[Opening SUPPLIED MATERIAL section]

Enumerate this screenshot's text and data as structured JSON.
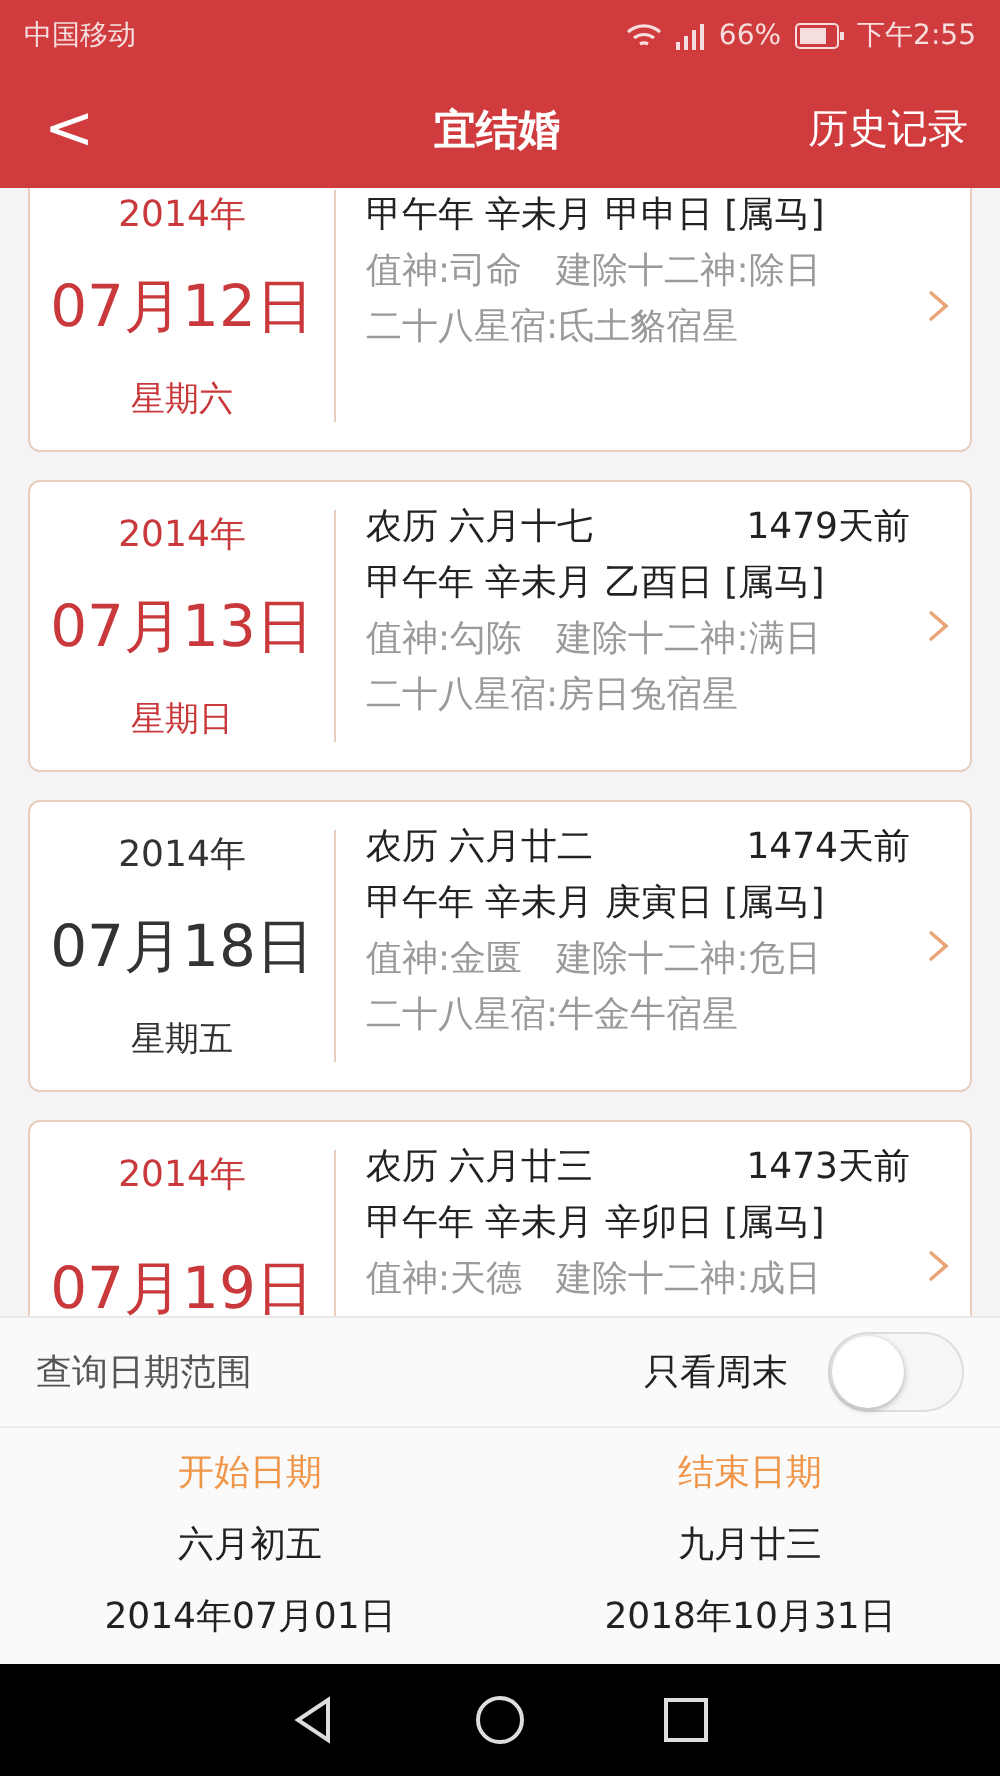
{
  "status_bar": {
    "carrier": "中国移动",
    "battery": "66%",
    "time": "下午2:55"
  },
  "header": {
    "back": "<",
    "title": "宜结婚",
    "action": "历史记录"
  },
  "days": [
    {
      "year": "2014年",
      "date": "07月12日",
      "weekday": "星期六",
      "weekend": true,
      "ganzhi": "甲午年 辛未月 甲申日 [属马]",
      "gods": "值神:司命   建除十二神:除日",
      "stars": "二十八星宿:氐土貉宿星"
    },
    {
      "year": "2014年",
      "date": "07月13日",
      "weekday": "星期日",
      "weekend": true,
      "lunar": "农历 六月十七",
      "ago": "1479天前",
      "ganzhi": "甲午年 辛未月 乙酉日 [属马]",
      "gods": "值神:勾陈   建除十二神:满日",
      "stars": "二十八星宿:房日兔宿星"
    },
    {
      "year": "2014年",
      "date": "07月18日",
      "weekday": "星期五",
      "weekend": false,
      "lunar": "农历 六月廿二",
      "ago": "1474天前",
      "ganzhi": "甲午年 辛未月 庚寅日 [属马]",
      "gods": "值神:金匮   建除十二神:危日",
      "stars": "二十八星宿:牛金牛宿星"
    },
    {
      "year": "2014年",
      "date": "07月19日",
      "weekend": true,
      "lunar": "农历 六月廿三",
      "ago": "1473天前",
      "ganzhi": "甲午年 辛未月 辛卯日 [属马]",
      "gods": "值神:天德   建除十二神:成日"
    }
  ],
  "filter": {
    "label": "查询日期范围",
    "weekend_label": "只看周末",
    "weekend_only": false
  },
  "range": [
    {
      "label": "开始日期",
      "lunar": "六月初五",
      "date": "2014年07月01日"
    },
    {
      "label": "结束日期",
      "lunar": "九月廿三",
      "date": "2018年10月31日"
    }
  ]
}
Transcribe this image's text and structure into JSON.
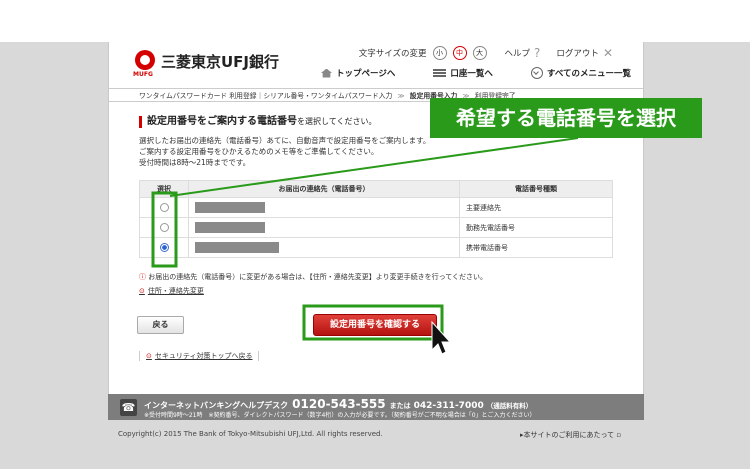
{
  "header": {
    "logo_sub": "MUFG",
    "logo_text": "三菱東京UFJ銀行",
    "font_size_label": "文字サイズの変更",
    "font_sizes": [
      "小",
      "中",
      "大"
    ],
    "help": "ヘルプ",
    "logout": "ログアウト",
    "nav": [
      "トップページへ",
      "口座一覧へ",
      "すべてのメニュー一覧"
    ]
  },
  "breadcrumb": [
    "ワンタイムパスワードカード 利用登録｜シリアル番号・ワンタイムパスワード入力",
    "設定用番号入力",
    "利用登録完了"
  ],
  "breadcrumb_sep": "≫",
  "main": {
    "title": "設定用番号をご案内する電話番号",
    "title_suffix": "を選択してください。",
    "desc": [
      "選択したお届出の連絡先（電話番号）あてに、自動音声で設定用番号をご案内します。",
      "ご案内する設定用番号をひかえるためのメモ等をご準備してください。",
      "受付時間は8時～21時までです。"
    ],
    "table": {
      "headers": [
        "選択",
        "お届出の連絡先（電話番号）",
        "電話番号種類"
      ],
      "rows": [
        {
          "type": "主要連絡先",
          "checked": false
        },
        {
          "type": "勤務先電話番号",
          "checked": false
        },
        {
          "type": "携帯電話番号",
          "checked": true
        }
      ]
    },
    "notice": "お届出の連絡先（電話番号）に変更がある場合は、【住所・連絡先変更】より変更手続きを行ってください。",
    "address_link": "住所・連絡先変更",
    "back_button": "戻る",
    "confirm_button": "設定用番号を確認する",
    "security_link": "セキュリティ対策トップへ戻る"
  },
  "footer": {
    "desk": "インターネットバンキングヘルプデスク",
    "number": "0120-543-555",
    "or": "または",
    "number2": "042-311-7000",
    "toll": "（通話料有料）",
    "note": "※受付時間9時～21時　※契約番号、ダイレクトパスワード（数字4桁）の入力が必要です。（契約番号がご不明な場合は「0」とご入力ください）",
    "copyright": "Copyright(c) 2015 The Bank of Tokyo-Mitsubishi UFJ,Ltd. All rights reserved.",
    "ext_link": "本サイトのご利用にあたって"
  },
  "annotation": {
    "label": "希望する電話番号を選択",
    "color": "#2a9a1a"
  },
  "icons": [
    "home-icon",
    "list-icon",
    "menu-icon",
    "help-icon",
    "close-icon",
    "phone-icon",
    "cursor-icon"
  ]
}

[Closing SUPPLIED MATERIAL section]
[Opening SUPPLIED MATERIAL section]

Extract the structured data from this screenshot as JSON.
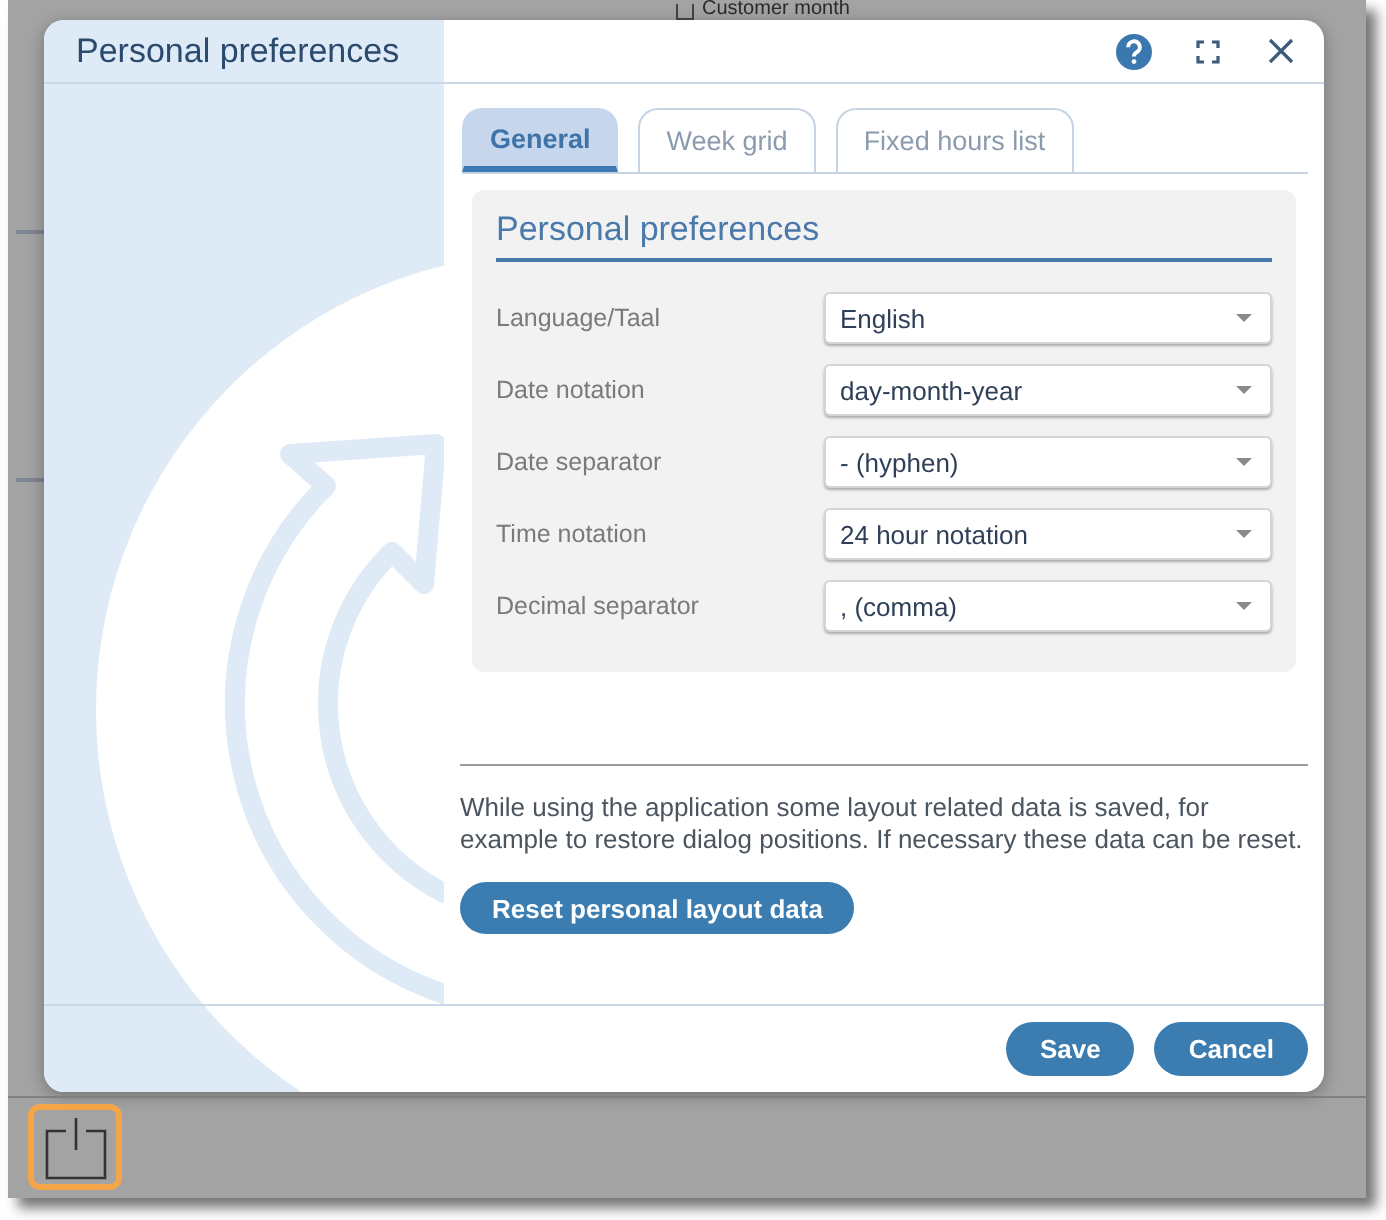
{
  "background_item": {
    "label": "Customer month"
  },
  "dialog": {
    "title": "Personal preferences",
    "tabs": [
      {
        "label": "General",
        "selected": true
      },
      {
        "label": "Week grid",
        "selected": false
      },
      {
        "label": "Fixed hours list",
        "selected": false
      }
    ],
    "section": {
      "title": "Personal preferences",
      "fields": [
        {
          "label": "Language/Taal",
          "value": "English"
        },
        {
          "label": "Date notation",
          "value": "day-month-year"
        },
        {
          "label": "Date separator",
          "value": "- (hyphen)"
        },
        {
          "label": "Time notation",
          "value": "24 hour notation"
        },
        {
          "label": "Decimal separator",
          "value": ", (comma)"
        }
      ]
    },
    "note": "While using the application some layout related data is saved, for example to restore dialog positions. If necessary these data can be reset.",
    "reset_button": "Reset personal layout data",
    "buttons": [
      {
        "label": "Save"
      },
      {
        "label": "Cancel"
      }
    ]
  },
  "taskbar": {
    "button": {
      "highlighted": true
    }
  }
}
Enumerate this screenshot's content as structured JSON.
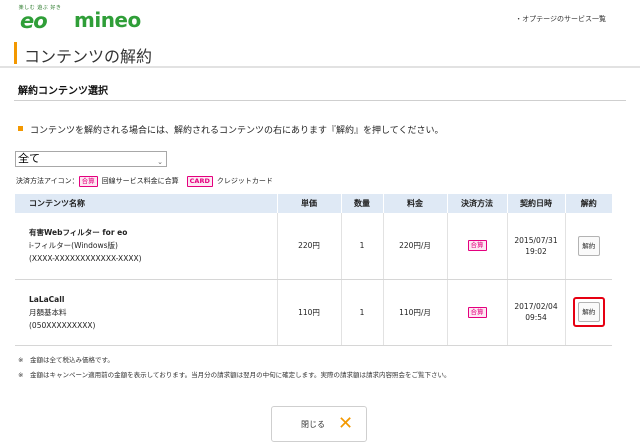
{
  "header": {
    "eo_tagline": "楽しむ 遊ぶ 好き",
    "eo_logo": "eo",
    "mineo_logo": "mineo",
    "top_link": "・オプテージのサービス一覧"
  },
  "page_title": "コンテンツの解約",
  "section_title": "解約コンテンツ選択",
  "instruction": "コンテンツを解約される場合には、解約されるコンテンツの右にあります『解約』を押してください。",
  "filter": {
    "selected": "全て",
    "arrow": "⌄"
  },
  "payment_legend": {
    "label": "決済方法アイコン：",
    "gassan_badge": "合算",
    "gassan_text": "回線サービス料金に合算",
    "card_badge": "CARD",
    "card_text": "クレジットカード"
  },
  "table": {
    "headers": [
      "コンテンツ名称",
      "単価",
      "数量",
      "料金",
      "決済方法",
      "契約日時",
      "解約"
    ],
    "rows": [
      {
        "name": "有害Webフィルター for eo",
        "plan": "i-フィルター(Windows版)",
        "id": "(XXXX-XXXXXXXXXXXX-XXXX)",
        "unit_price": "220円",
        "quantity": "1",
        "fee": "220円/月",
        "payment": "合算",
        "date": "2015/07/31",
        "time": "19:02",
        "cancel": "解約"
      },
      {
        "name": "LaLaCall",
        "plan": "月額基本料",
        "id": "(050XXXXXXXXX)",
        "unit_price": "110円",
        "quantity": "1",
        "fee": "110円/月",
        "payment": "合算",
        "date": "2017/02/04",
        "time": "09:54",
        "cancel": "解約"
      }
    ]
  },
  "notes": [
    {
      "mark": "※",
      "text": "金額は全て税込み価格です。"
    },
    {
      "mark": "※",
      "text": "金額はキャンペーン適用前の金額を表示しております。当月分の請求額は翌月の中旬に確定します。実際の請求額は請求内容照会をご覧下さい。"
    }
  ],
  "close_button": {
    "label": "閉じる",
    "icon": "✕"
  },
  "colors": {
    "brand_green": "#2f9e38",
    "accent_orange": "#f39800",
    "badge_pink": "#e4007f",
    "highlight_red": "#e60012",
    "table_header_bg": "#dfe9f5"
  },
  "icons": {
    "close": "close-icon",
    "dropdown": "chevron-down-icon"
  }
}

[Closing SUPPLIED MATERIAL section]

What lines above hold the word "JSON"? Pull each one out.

=== RESPONSE TO THE TASK ===
Enumerate this screenshot's text and data as structured JSON.
Transcribe this image's text and structure into JSON.
Extract the structured data from this screenshot as JSON.
Enumerate this screenshot's content as structured JSON.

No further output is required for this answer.